I also wandered up to the board game room, where I found an amazingly satirical game, made in (and for) Montreal: Construction & Corruption. In this game, you run a construction crew and your goal is, of course, to take as long as possible finish your work to maximize your revenues. But be careful, if you take too long, the Mayor will get suspicious and might investigate you for corruption. You can also use your own resources to finish your opponents’ contracts quicker, throwing a proverbial wrench into their plans. Designer David Loach has come up with a quirky and irreverent game that should speak to anyone who’s ever driven through Montreal during construction season. Check them out at https://constructionandcorruption.com.
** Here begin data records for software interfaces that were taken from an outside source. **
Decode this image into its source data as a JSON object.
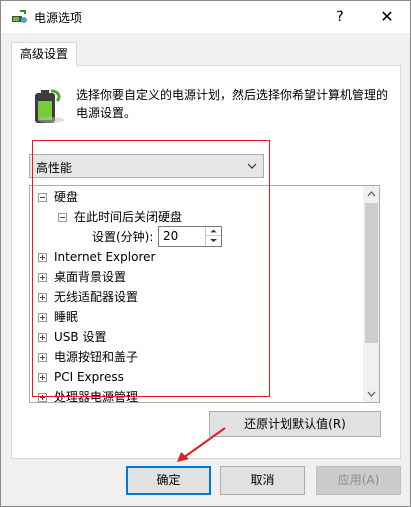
{
  "window": {
    "title": "电源选项",
    "help_label": "?",
    "close_label": "✕"
  },
  "tab": {
    "label": "高级设置"
  },
  "description": "选择你要自定义的电源计划，然后选择你希望计算机管理的电源设置。",
  "plan_select": {
    "value": "高性能"
  },
  "tree": {
    "items": [
      {
        "label": "硬盘",
        "expanded": true
      },
      {
        "label": "在此时间后关闭硬盘",
        "expanded": true
      },
      {
        "label": "设置(分钟):",
        "value": "20"
      },
      {
        "label": "Internet Explorer",
        "expanded": false
      },
      {
        "label": "桌面背景设置",
        "expanded": false
      },
      {
        "label": "无线适配器设置",
        "expanded": false
      },
      {
        "label": "睡眠",
        "expanded": false
      },
      {
        "label": "USB 设置",
        "expanded": false
      },
      {
        "label": "电源按钮和盖子",
        "expanded": false
      },
      {
        "label": "PCI Express",
        "expanded": false
      },
      {
        "label": "处理器电源管理",
        "expanded": false
      }
    ]
  },
  "buttons": {
    "restore": "还原计划默认值(R)",
    "ok": "确定",
    "cancel": "取消",
    "apply": "应用(A)"
  },
  "colors": {
    "highlight_box": "#e02020",
    "focus_border": "#0078d7"
  },
  "icons": {
    "title": "power-options-icon",
    "plan": "battery-power-icon"
  }
}
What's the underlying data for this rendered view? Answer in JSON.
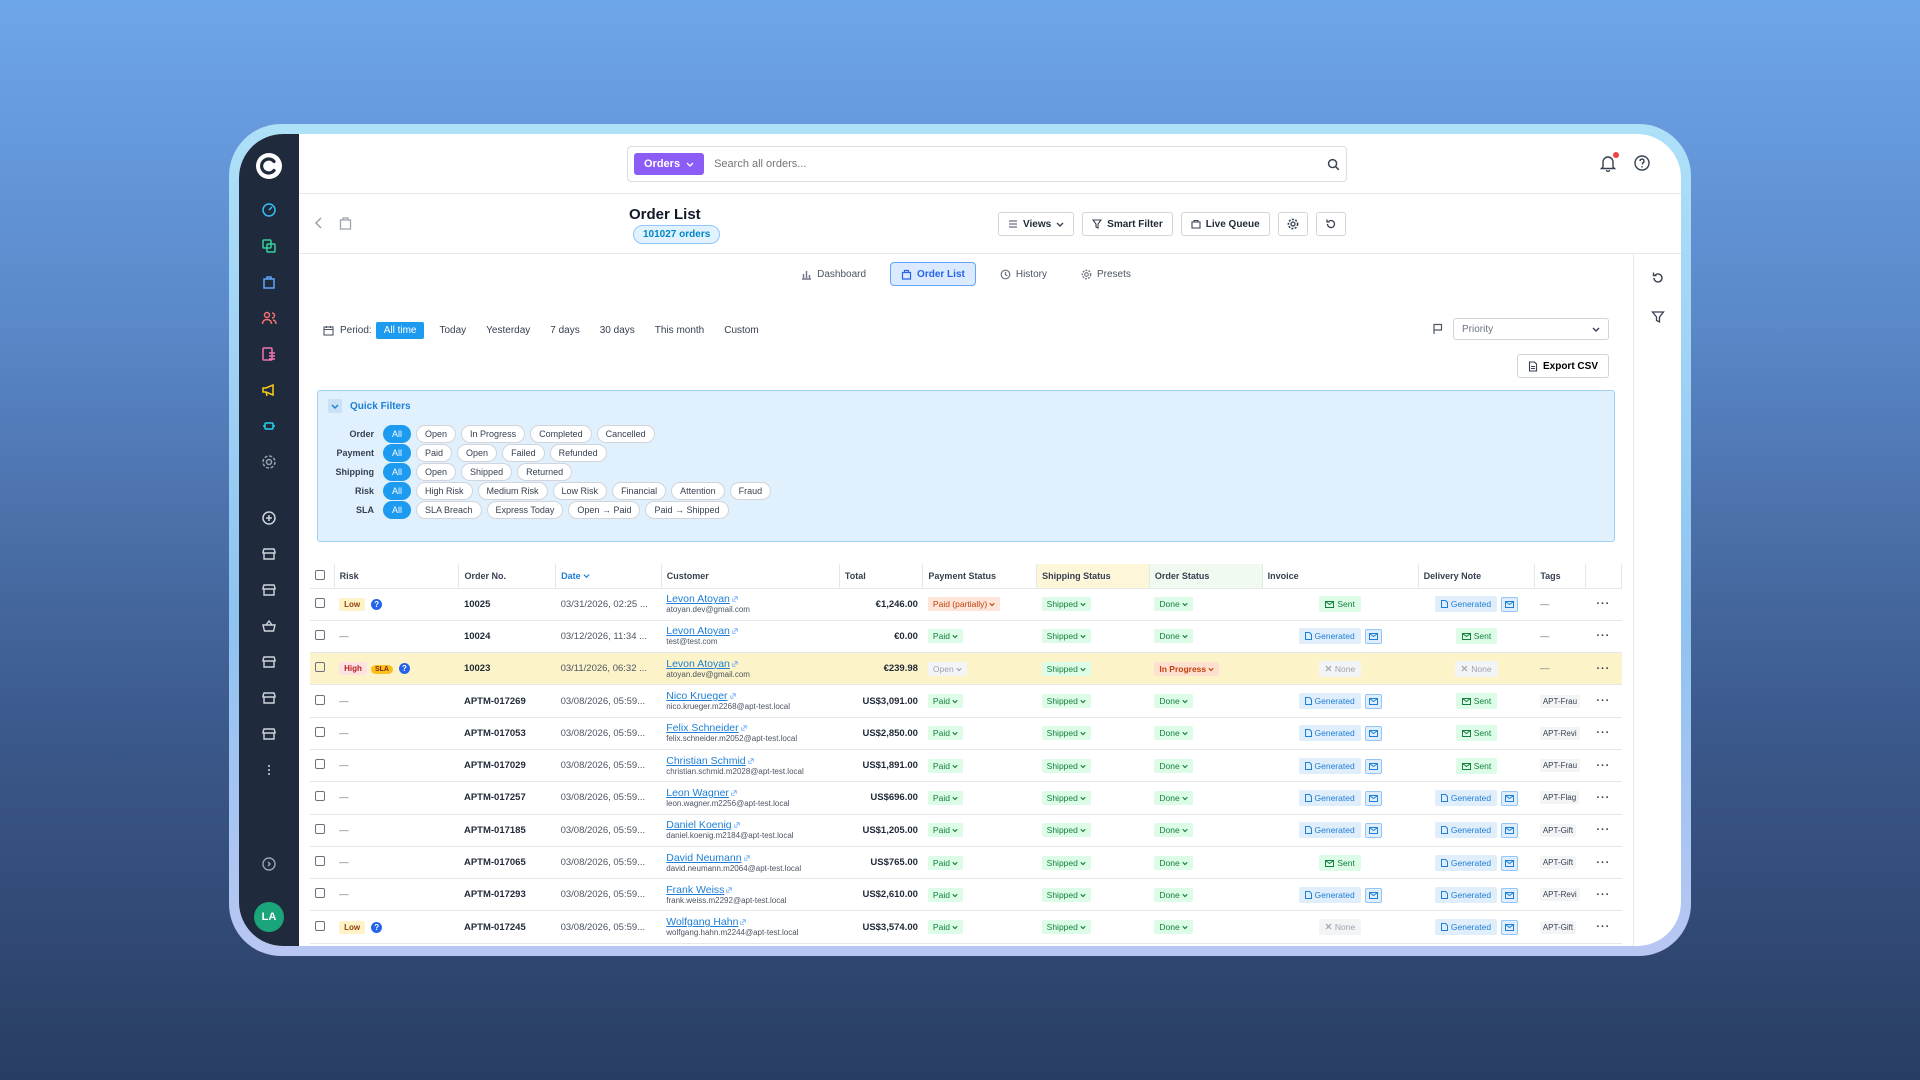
{
  "app": {
    "avatar_initials": "LA",
    "brand_color": "#1f2a3d",
    "accent": "#1d9bf0"
  },
  "sidebar": {
    "icons": [
      "dashboard-icon",
      "copy-icon",
      "orders-icon",
      "customers-icon",
      "content-icon",
      "marketing-icon",
      "extensions-icon",
      "settings-icon",
      "add-icon",
      "sales-channel-icon-1",
      "sales-channel-icon-2",
      "basket-icon",
      "sales-channel-icon-3",
      "sales-channel-icon-4",
      "sales-channel-icon-5",
      "more-icon",
      "help-icon"
    ]
  },
  "search": {
    "scope": "Orders",
    "placeholder": "Search all orders..."
  },
  "header": {
    "title": "Order List",
    "count": "101027 orders",
    "views": "Views",
    "smart_filter": "Smart Filter",
    "live_queue": "Live Queue"
  },
  "tabs": [
    {
      "label": "Dashboard"
    },
    {
      "label": "Order List"
    },
    {
      "label": "History"
    },
    {
      "label": "Presets"
    }
  ],
  "period": {
    "label": "Period:",
    "options": [
      "All time",
      "Today",
      "Yesterday",
      "7 days",
      "30 days",
      "This month",
      "Custom"
    ]
  },
  "priority": {
    "value": "Priority"
  },
  "export_label": "Export CSV",
  "quick_filters": {
    "title": "Quick Filters",
    "rows": [
      {
        "label": "Order",
        "chips": [
          "All",
          "Open",
          "In Progress",
          "Completed",
          "Cancelled"
        ]
      },
      {
        "label": "Payment",
        "chips": [
          "All",
          "Paid",
          "Open",
          "Failed",
          "Refunded"
        ]
      },
      {
        "label": "Shipping",
        "chips": [
          "All",
          "Open",
          "Shipped",
          "Returned"
        ]
      },
      {
        "label": "Risk",
        "chips": [
          "All",
          "High Risk",
          "Medium Risk",
          "Low Risk",
          "Financial",
          "Attention",
          "Fraud"
        ]
      },
      {
        "label": "SLA",
        "chips": [
          "All",
          "SLA Breach",
          "Express Today",
          "Open → Paid",
          "Paid → Shipped"
        ]
      }
    ]
  },
  "table": {
    "headers": [
      "Risk",
      "Order No.",
      "Date",
      "Customer",
      "Total",
      "Payment Status",
      "Shipping Status",
      "Order Status",
      "Invoice",
      "Delivery Note",
      "Tags"
    ],
    "rows": [
      {
        "risk": "Low",
        "help": true,
        "sla": false,
        "order": "10025",
        "date": "03/31/2026, 02:25 ...",
        "name": "Levon Atoyan",
        "email": "atoyan.dev@gmail.com",
        "total": "€1,246.00",
        "payment": "Paid (partially)",
        "shipping": "Shipped",
        "status": "Done",
        "invoice": "Sent",
        "invoice_mail": false,
        "delivery": "Generated",
        "delivery_mail": true,
        "tag": "—"
      },
      {
        "risk": "—",
        "help": false,
        "sla": false,
        "order": "10024",
        "date": "03/12/2026, 11:34 ...",
        "name": "Levon Atoyan",
        "email": "test@test.com",
        "total": "€0.00",
        "payment": "Paid",
        "shipping": "Shipped",
        "status": "Done",
        "invoice": "Generated",
        "invoice_mail": true,
        "delivery": "Sent",
        "delivery_mail": false,
        "tag": "—"
      },
      {
        "risk": "High",
        "help": true,
        "sla": true,
        "sla_label": "SLA",
        "order": "10023",
        "date": "03/11/2026, 06:32 ...",
        "name": "Levon Atoyan",
        "email": "atoyan.dev@gmail.com",
        "total": "€239.98",
        "payment": "Open",
        "shipping": "Shipped",
        "status": "In Progress",
        "invoice": "None",
        "invoice_mail": false,
        "delivery": "None",
        "delivery_mail": false,
        "tag": "—"
      },
      {
        "risk": "—",
        "help": false,
        "sla": false,
        "order": "APTM-017269",
        "date": "03/08/2026, 05:59...",
        "name": "Nico Krueger",
        "email": "nico.krueger.m2268@apt-test.local",
        "total": "US$3,091.00",
        "payment": "Paid",
        "shipping": "Shipped",
        "status": "Done",
        "invoice": "Generated",
        "invoice_mail": true,
        "delivery": "Sent",
        "delivery_mail": false,
        "tag": "APT-Frau"
      },
      {
        "risk": "—",
        "help": false,
        "sla": false,
        "order": "APTM-017053",
        "date": "03/08/2026, 05:59...",
        "name": "Felix Schneider",
        "email": "felix.schneider.m2052@apt-test.local",
        "total": "US$2,850.00",
        "payment": "Paid",
        "shipping": "Shipped",
        "status": "Done",
        "invoice": "Generated",
        "invoice_mail": true,
        "delivery": "Sent",
        "delivery_mail": false,
        "tag": "APT-Revi"
      },
      {
        "risk": "—",
        "help": false,
        "sla": false,
        "order": "APTM-017029",
        "date": "03/08/2026, 05:59...",
        "name": "Christian Schmid",
        "email": "christian.schmid.m2028@apt-test.local",
        "total": "US$1,891.00",
        "payment": "Paid",
        "shipping": "Shipped",
        "status": "Done",
        "invoice": "Generated",
        "invoice_mail": true,
        "delivery": "Sent",
        "delivery_mail": false,
        "tag": "APT-Frau"
      },
      {
        "risk": "—",
        "help": false,
        "sla": false,
        "order": "APTM-017257",
        "date": "03/08/2026, 05:59...",
        "name": "Leon Wagner",
        "email": "leon.wagner.m2256@apt-test.local",
        "total": "US$696.00",
        "payment": "Paid",
        "shipping": "Shipped",
        "status": "Done",
        "invoice": "Generated",
        "invoice_mail": true,
        "delivery": "Generated",
        "delivery_mail": true,
        "tag": "APT-Flag"
      },
      {
        "risk": "—",
        "help": false,
        "sla": false,
        "order": "APTM-017185",
        "date": "03/08/2026, 05:59...",
        "name": "Daniel Koenig",
        "email": "daniel.koenig.m2184@apt-test.local",
        "total": "US$1,205.00",
        "payment": "Paid",
        "shipping": "Shipped",
        "status": "Done",
        "invoice": "Generated",
        "invoice_mail": true,
        "delivery": "Generated",
        "delivery_mail": true,
        "tag": "APT-Gift"
      },
      {
        "risk": "—",
        "help": false,
        "sla": false,
        "order": "APTM-017065",
        "date": "03/08/2026, 05:59...",
        "name": "David Neumann",
        "email": "david.neumann.m2064@apt-test.local",
        "total": "US$765.00",
        "payment": "Paid",
        "shipping": "Shipped",
        "status": "Done",
        "invoice": "Sent",
        "invoice_mail": false,
        "delivery": "Generated",
        "delivery_mail": true,
        "tag": "APT-Gift"
      },
      {
        "risk": "—",
        "help": false,
        "sla": false,
        "order": "APTM-017293",
        "date": "03/08/2026, 05:59...",
        "name": "Frank Weiss",
        "email": "frank.weiss.m2292@apt-test.local",
        "total": "US$2,610.00",
        "payment": "Paid",
        "shipping": "Shipped",
        "status": "Done",
        "invoice": "Generated",
        "invoice_mail": true,
        "delivery": "Generated",
        "delivery_mail": true,
        "tag": "APT-Revi"
      },
      {
        "risk": "Low",
        "help": true,
        "sla": false,
        "order": "APTM-017245",
        "date": "03/08/2026, 05:59...",
        "name": "Wolfgang Hahn",
        "email": "wolfgang.hahn.m2244@apt-test.local",
        "total": "US$3,574.00",
        "payment": "Paid",
        "shipping": "Shipped",
        "status": "Done",
        "invoice": "None",
        "invoice_mail": false,
        "delivery": "Generated",
        "delivery_mail": true,
        "tag": "APT-Gift"
      }
    ]
  }
}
Sunday also featured the appearance of another Guest of Honour, Montreal’s own William Shatner. His Q&A was… weird. I know he has a peculiar sense of humour, but when you start your presentation by recalling how when you went to school in Montreal, teachers were allowed to discipline you physically, but you can’t do that anymore, it sets an uneasy tone. His stories tend to ramble on weaving in and around the point he’s trying to make, punctuated by… the pauses…he’s…famous for. You’ve heard of the Oxford comma, well here’s the Shatner comma. At least he made fun of his own music albums.
Still, the former Captain Kirk is a legend, and at 88 years old, every appearance he makes should be cherished. His autograph table also had a steady stream of fans throughout the day, as did a number of celebrities.
Lots of interesting dealers on the show floor, with some perennial favourites. The ‘Tower of T-Shirts’ still acts as a sort of indoor northern star to help you navigate the floor, since you can see it from everywhere. A lot of beautiful handcrafted items were available too, as well as numerous art prints from supremely talented artists. By pure coincidence, I also ran into Gabe, the artist behind the official poster for the Ottawa edition of Comiccon. Check out his stuff on Facebook.
The three days flew by, with so many activities to do. If there’s one negative to mention, it’s that, as fun as it is, the convention always seems to follow the same blueprint. At least they’ve worked hard to bring some guests that are rare on the convention circuit, like Michael Madsen, GSP and Elijah Wood, and the comics part was pretty good this year, but the bar is constantly being raised in the convention world. Can’t wait to see what the 2020 edition will bring us. Montreal Comiccon is firmly part of this city’s tradition now.